HONG KONG (Reuters) - Anti-government protesters paralyzed parts of Hong Kong for a fourth day on Thursday, forcing schools to close and blocking highways and other transport to disrupt the financial hub amid a marked escalation of violence.
Black-clad protesters and university students maintained blockades of major roads, including the entrance to the Cross-Harbour Tunnel that links Hong Kong island to the Kowloon area. Police fired tear gas near the tunnel early in the morning to try to clear the protesters.
Following is the latest news from the protests:
- 1:39 a.m. Thursday (1739 GMT Wednesday): Hong Kong’s government says a worker of the Food and Environmental Hygiene Department was hit in the head by something hurled by masked rioters during his lunch break on Wednesday, and he is in critical condition.
- 1752 GMT Wednesday: City government condemns what it calls the illegal and violent acts of protesters.
- 2257 GMT Wednesday: MTR Corp says train services disrupted on the East Rail Line due to vandalism and services linking Tai Wai to the border Lo Wu and Lok Ma Chau stations suspended.
- 2303 GMT Wednesday: Tolo Highway and Cross Harbour Tunnel are closed. About 240 sets of damaged traffic lights are under urgent repair.

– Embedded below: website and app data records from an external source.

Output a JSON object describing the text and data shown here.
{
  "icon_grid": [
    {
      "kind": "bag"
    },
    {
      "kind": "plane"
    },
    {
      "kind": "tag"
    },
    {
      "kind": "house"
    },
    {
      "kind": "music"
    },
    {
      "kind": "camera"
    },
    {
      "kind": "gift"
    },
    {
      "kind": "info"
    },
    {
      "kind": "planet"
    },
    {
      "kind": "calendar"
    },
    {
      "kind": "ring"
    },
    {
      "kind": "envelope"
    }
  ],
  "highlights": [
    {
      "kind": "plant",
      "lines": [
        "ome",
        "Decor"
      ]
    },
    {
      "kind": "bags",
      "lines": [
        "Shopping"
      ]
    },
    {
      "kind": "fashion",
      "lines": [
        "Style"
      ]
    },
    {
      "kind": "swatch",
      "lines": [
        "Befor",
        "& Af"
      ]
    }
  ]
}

- 0025 GMT Thursday: Authorities say 64 people were injured during Wednesday’s clashes. Two men are in critical condition.

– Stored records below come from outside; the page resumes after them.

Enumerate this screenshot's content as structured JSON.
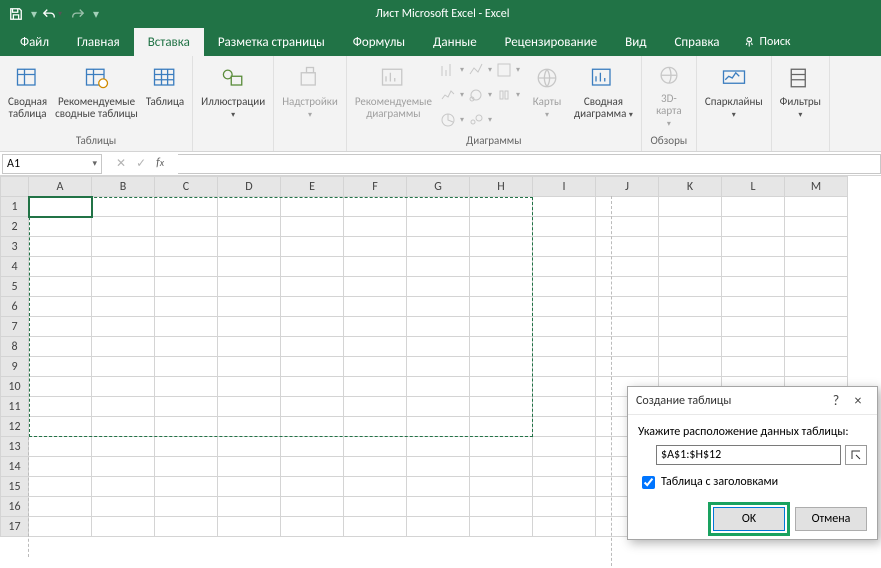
{
  "title": "Лист Microsoft Excel  -  Excel",
  "qat": {
    "save": "save",
    "undo": "undo",
    "redo": "redo"
  },
  "tabs": [
    "Файл",
    "Главная",
    "Вставка",
    "Разметка страницы",
    "Формулы",
    "Данные",
    "Рецензирование",
    "Вид",
    "Справка"
  ],
  "active_tab_index": 2,
  "search_label": "Поиск",
  "ribbon": {
    "tables": {
      "group": "Таблицы",
      "items": {
        "pivot": "Сводная\nтаблица",
        "recommend": "Рекомендуемые\nсводные таблицы",
        "table": "Таблица"
      }
    },
    "illustrations": {
      "label": "Иллюстрации"
    },
    "addins": {
      "label": "Надстройки"
    },
    "charts": {
      "group": "Диаграммы",
      "recommend": "Рекомендуемые\nдиаграммы",
      "maps": "Карты",
      "pivotchart": "Сводная\nдиаграмма"
    },
    "tours": {
      "group": "Обзоры",
      "map3d": "3D-\nкарта"
    },
    "sparklines": {
      "label": "Спарклайны"
    },
    "filters": {
      "label": "Фильтры"
    }
  },
  "namebox": "A1",
  "columns": [
    "A",
    "B",
    "C",
    "D",
    "E",
    "F",
    "G",
    "H",
    "I",
    "J",
    "K",
    "L",
    "M"
  ],
  "rows": [
    1,
    2,
    3,
    4,
    5,
    6,
    7,
    8,
    9,
    10,
    11,
    12,
    13,
    14,
    15,
    16,
    17
  ],
  "selection": {
    "range": "A1:H12",
    "active": "A1"
  },
  "dialog": {
    "title": "Создание таблицы",
    "help": "?",
    "close": "×",
    "prompt": "Укажите расположение данных таблицы:",
    "range": "$A$1:$H$12",
    "checkbox": "Таблица с заголовками",
    "checked": true,
    "ok": "OK",
    "cancel": "Отмена"
  }
}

- 0057 GMT Thursday: Police say a man dressed in black, aged in his 30s, has died. An initial investigation showed he fell from a height and there were no suspicious circumstances. It was not clear if his death was related to the protests.

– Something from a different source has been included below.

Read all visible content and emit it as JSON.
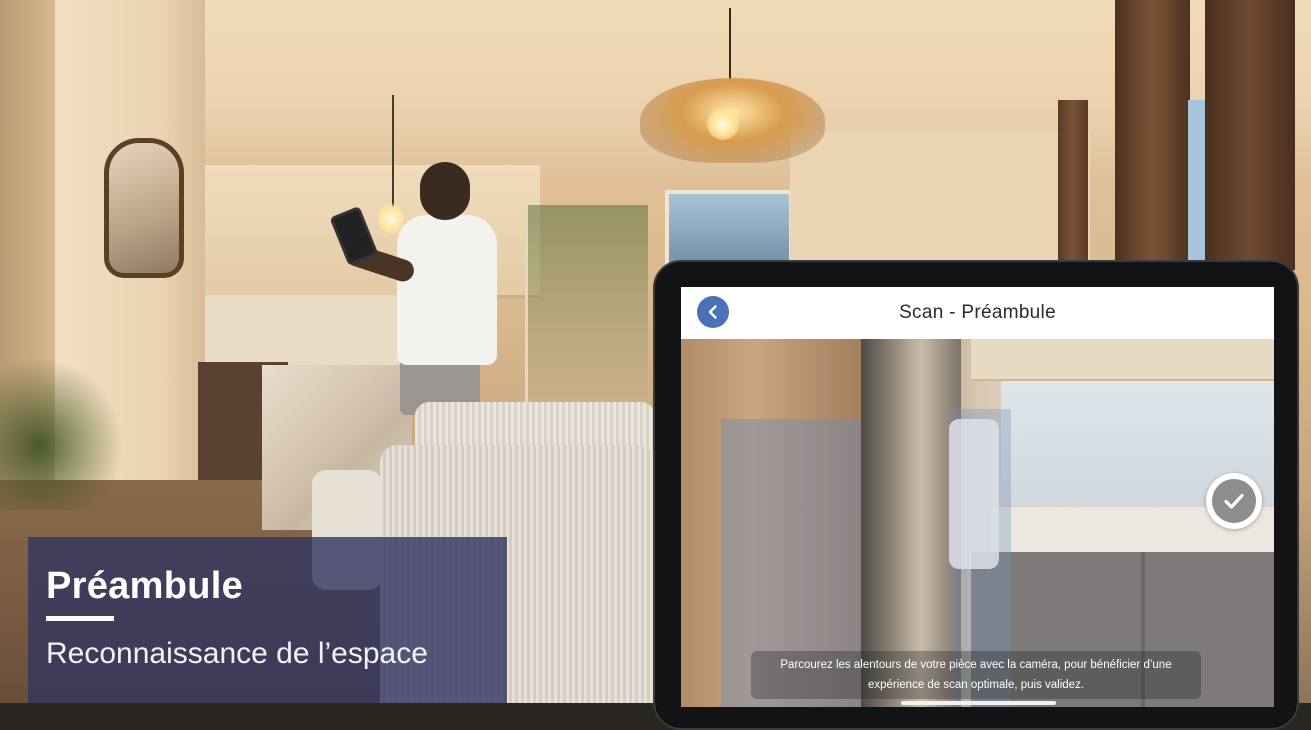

- 0335 GMT Thursday: Hong Kong Education Bureau says all schools in the city will suspend classes from Friday to Sunday.
- 0401 GMT Thursday: Police fire tear gas early in the morning to disperse “rioters” blocking roads while some shot arrows from Hong Kong Polytechnic University at police.
- 0453 GMT Thursday: Broadcaster RTHK says universities in Sweden, Norway and Denmark have urged their exchange students in Hong Kong to consider leaving in light of the escalating violence.
- 0527 GMT Thursday: Hundreds of people and protesters swarm roads in the business district at lunchtime for the fourth day in a row, while a few hundred also take to the streets in Taikoo Shing in eastern Hong Kong district of Quarry Bay.
- 0738 GMT Thursday: Hong Kong Bar Association says it strongly deplores the arson on the Shatin Law Courts building on Wednesday, condemning all the instances of violence and arson
- 0758 GMT Thursday: Hong Kong is expected to announce a weekend curfew, China’s Global Times, a tabloid run by the ruling Communist Party’s official People’s Daily, reported on its Twitter feed, citing sources.
- 0801 GMT Thursday: Police say they will appoint up to 100 officers of the Correctional Services Department as Special Constables to reinforce.
- 0808 GMT Thursday: Hong Kong benchmark index ends down 0.9% at 26,323.69, the lowest close in nearly 5 weeks
- 0813 GMT Thursday: Global Times’ Tweet on Hong Kong expected to announce curfew no longer visible online
- 0821 GMT Thursday: Police say they fired 578 rounds of tear gas, 471 rounds of rubber bullets and others on Wednesday, while two policemen were injured.
- 0825 GMT Thursday: Chinese University chiefs arrange voluntary evacuation of staff and students - local newspaper reported, citing associate professor Wilson Wong.
- 0850 GMT Thursday: Chief Superintendent of Police Public Relations Branch, Tse Chun-chung, says Chinese University has been used as a weapons factory. “Their acts are another step closer to terrorism,” Tse says. “This alarming trend has spread like cancer cells to other universities in Hong Kong like the Hong Kong Polytechnic University and Hong Kong Baptist University.”
- 0856 GMT Thursday: Tse says police will temporary choose not to have any direct confrontation with high-spirited rioters to avoid injury and give a breather.
- 0930 GMT Thursday: MTR Corp says train service on Tung Chung Line disrupted due to damage to station facilities.
Reporting by Donny Kwok; Editing by James Pomfret, Robert Birsel